Records supplied START
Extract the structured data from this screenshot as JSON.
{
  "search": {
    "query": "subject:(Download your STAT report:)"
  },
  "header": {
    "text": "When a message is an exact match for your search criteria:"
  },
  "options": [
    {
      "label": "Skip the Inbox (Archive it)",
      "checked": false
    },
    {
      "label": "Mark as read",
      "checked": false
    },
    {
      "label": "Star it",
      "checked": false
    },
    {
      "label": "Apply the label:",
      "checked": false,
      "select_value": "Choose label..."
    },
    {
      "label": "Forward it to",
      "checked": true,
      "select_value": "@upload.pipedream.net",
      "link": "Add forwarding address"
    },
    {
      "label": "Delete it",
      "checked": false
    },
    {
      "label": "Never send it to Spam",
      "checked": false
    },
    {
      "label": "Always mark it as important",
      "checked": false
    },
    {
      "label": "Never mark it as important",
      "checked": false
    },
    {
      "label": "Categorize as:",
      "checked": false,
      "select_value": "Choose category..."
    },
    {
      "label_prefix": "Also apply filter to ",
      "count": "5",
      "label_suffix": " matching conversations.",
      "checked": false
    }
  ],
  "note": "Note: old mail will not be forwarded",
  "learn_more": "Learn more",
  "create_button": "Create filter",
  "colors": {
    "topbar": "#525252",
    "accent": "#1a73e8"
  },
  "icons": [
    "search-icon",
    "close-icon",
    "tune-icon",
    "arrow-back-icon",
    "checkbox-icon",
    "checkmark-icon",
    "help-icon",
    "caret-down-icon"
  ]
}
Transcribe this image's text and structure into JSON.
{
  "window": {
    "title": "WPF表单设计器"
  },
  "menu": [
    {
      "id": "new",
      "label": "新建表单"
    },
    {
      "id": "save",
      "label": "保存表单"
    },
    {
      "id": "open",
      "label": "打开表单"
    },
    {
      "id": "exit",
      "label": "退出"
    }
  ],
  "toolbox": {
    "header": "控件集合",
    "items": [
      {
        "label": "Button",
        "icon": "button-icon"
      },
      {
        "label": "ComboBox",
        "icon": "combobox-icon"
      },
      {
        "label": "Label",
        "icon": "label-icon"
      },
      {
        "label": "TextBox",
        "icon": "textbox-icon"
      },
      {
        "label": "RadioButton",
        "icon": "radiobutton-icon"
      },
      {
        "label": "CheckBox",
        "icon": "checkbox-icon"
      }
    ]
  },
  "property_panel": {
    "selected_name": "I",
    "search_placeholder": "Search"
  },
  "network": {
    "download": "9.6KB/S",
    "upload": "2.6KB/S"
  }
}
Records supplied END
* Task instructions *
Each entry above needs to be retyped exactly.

* Result *
Extract the structured data from this screenshot as JSON.
{
  "search": {
    "query": "subject:(Download your STAT report:)"
  },
  "header": {
    "text": "When a message is an exact match for your search criteria:"
  },
  "options": [
    {
      "label": "Skip the Inbox (Archive it)",
      "checked": false
    },
    {
      "label": "Mark as read",
      "checked": false
    },
    {
      "label": "Star it",
      "checked": false
    },
    {
      "label": "Apply the label:",
      "checked": false,
      "select_value": "Choose label..."
    },
    {
      "label": "Forward it to",
      "checked": true,
      "select_value": "@upload.pipedream.net",
      "link": "Add forwarding address"
    },
    {
      "label": "Delete it",
      "checked": false
    },
    {
      "label": "Never send it to Spam",
      "checked": false
    },
    {
      "label": "Always mark it as important",
      "checked": false
    },
    {
      "label": "Never mark it as important",
      "checked": false
    },
    {
      "label": "Categorize as:",
      "checked": false,
      "select_value": "Choose category..."
    },
    {
      "label_prefix": "Also apply filter to ",
      "count": "5",
      "label_suffix": " matching conversations.",
      "checked": false
    }
  ],
  "note": "Note: old mail will not be forwarded",
  "learn_more": "Learn more",
  "create_button": "Create filter",
  "colors": {
    "topbar": "#525252",
    "accent": "#1a73e8"
  },
  "icons": [
    "search-icon",
    "close-icon",
    "tune-icon",
    "arrow-back-icon",
    "checkbox-icon",
    "checkmark-icon",
    "help-icon",
    "caret-down-icon"
  ]
}
Transcribe this image's text and structure into JSON.
{
  "window": {
    "title": "WPF表单设计器"
  },
  "menu": [
    {
      "id": "new",
      "label": "新建表单"
    },
    {
      "id": "save",
      "label": "保存表单"
    },
    {
      "id": "open",
      "label": "打开表单"
    },
    {
      "id": "exit",
      "label": "退出"
    }
  ],
  "toolbox": {
    "header": "控件集合",
    "items": [
      {
        "label": "Button",
        "icon": "button-icon"
      },
      {
        "label": "ComboBox",
        "icon": "combobox-icon"
      },
      {
        "label": "Label",
        "icon": "label-icon"
      },
      {
        "label": "TextBox",
        "icon": "textbox-icon"
      },
      {
        "label": "RadioButton",
        "icon": "radiobutton-icon"
      },
      {
        "label": "CheckBox",
        "icon": "checkbox-icon"
      }
    ]
  },
  "property_panel": {
    "selected_name": "I",
    "search_placeholder": "Search"
  },
  "network": {
    "download": "9.6KB/S",
    "upload": "2.6KB/S"
  }
}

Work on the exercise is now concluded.